### What you should do
Please work out how many lines of this material include "check", and answer with that number by itself.
= Beginning of Section =
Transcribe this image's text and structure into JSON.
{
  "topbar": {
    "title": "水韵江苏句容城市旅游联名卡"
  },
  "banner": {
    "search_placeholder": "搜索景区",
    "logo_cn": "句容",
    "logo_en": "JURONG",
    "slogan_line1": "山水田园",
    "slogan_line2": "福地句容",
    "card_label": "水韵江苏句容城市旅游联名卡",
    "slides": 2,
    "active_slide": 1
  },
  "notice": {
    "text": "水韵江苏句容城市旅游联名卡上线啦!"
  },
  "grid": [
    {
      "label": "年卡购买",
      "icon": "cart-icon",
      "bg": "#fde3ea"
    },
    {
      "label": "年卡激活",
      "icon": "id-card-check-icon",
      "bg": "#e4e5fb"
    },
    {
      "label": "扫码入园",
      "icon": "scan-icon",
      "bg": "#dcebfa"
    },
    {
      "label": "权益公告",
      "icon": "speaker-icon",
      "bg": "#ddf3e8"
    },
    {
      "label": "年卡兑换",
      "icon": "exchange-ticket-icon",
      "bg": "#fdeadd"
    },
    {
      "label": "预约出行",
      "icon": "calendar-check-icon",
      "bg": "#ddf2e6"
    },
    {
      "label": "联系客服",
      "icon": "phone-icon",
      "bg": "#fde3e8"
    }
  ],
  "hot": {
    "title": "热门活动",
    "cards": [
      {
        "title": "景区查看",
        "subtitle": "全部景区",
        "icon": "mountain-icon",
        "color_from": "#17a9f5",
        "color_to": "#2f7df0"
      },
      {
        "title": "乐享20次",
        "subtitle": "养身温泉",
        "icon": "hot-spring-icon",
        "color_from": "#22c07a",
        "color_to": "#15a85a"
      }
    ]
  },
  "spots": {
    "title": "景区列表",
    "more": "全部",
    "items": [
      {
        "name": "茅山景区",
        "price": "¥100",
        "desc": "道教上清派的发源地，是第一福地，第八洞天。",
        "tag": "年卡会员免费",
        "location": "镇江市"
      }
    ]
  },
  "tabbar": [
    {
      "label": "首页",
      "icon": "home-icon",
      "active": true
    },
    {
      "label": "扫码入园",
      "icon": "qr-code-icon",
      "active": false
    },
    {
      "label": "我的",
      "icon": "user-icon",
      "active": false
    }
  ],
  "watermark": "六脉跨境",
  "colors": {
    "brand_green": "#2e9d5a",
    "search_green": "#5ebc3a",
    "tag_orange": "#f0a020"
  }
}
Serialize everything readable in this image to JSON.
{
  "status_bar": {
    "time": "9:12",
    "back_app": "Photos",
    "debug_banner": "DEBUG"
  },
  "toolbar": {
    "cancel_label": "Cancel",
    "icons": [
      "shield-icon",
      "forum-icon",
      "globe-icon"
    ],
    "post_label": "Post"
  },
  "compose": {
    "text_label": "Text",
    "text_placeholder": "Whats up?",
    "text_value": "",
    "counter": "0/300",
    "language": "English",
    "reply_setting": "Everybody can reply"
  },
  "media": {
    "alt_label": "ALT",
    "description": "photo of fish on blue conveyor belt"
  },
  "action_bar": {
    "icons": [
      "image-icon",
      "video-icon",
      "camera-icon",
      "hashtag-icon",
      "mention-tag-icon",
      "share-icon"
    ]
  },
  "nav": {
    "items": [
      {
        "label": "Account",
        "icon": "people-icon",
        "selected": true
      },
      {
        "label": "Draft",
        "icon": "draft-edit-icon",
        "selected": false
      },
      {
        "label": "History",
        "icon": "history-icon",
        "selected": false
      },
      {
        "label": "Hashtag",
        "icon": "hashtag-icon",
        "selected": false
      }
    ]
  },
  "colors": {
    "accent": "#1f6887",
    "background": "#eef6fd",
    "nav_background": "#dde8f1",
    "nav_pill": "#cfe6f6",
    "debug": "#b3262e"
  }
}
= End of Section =
### Answer
2